There’s a scene at the Quagmire, another bar in San Junipero where full-timers go to mosh, to fight, to push extremes in a feeble attempt to try to feel anything.  When Yorkie’s searching in vain for Kelly who seems to have fallen off the face of the server, one of Kelly’s exes suggests trying other time periods.  If I had to guess, I’d say Kelly’s daughter was born in the 00’s.  Why did he help Yorkie?  It’s not clearly established, but it hints that Wes (Gavin Stenhouse) realizes what all the Red Pillers, MRA and PUA types don’t.  It’s not about you.

Then why, my wife wondered, is there an overwhelming response from men shipping Yorkie and Kelly’s romance as it’s presented?  The space-and-time-crossed lovers aren’t even heavily fleshed out as characters.  We know nothing about them outside of this story.  SIX FEET UNDER took six seasons to build our relationship with the characters to a point that made the series finale so devastating.  How the hell does Brooker manage this in a single episode?  That’s where the 80’s comes in.

Albeit anecdotal, I’d surmise that a survey of male Gen X’ers and Millennials would single out the 80’s as the decade for which we feel the greatest degree of nostalgia.  Fans of BLACK MIRROR have commented on how fantastic the soundtrack is, how many nods and winks there are—”Living in a Box”, The Smiths’ “Girlfriend in a Coma”.  But there’s something deeply philosophical at work underneath the retro trivia:  some are too young to know that the upbeat tone of new wave and pop was our form of escapism from the realities of the Cold War, de-industrialization and mounting national debt–hurdles no child wants to have to deal with.  It’s hard enough finding your identity and learning to be comfortable with it.

And here we are.  Millennials are searching for that same escape, as the first generation to be poorer and less educated than their predecessors.  One by one our heroes fell over the course of the two decades hence: Freddie, MJ, Bowie, Prince whose party anthem was, presciently, a polemic about nuclear armageddon.  The punchline: Donald Trump is running for president.

Through these brief interactions of our story’s heroes, we’re transported back to childhood (a recurring device in film; poignantly revisited in FIELD OF DREAMS during James Earl Jones’ baseball monologue that isn’t really about baseball).  In youth, our senses are more raw: Crushes hit us intensely; one song can save or destroy you.  Adolescence is the place where our memories pop, where colors and sounds play the loudest.
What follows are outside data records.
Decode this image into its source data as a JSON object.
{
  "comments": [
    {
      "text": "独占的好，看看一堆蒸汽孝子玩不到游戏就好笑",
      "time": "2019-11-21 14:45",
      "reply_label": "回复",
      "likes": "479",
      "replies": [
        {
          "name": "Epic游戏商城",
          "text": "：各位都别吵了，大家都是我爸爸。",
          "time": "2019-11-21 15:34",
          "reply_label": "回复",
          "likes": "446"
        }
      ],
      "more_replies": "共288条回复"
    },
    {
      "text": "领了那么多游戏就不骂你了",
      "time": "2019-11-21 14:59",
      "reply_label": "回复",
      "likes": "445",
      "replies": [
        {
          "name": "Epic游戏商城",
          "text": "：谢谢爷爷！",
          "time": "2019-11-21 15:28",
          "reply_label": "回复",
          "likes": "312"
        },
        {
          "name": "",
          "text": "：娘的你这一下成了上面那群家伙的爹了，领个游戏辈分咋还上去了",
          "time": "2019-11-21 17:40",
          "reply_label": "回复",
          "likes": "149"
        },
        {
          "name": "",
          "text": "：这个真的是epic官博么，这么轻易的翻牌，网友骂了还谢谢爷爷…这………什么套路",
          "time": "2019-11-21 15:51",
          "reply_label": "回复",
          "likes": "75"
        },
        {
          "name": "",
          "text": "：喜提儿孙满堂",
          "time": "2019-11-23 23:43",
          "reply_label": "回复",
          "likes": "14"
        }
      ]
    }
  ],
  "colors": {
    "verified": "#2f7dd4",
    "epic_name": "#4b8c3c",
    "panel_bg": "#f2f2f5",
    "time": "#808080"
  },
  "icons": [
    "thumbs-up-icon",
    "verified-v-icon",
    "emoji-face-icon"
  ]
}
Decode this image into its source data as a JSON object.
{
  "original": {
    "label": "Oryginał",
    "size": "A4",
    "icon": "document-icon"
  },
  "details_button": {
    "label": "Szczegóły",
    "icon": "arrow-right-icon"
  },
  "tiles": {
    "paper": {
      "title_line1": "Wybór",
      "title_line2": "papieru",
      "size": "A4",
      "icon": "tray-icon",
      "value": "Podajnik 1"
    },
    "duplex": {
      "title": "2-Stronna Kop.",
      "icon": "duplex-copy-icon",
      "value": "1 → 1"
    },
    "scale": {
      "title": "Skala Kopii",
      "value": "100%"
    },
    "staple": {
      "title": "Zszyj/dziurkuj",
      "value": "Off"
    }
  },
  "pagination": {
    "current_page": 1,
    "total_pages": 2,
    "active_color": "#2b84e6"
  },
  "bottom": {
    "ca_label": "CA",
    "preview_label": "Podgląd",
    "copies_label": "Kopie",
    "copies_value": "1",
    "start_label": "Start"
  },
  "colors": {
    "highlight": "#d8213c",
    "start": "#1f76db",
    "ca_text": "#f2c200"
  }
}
It’s the place we all go to when we long to feel again.

That’s why we get Kelly and Yorkie.  If the mundane cynicism of adulthood is a Quagmire, Tucker’s (Flynn’s?) is the escape.  Fuck the apocalypse.  Down the blue pill, throw on your Vans or slouch boots and party like it’s 1999.  Y2K forever…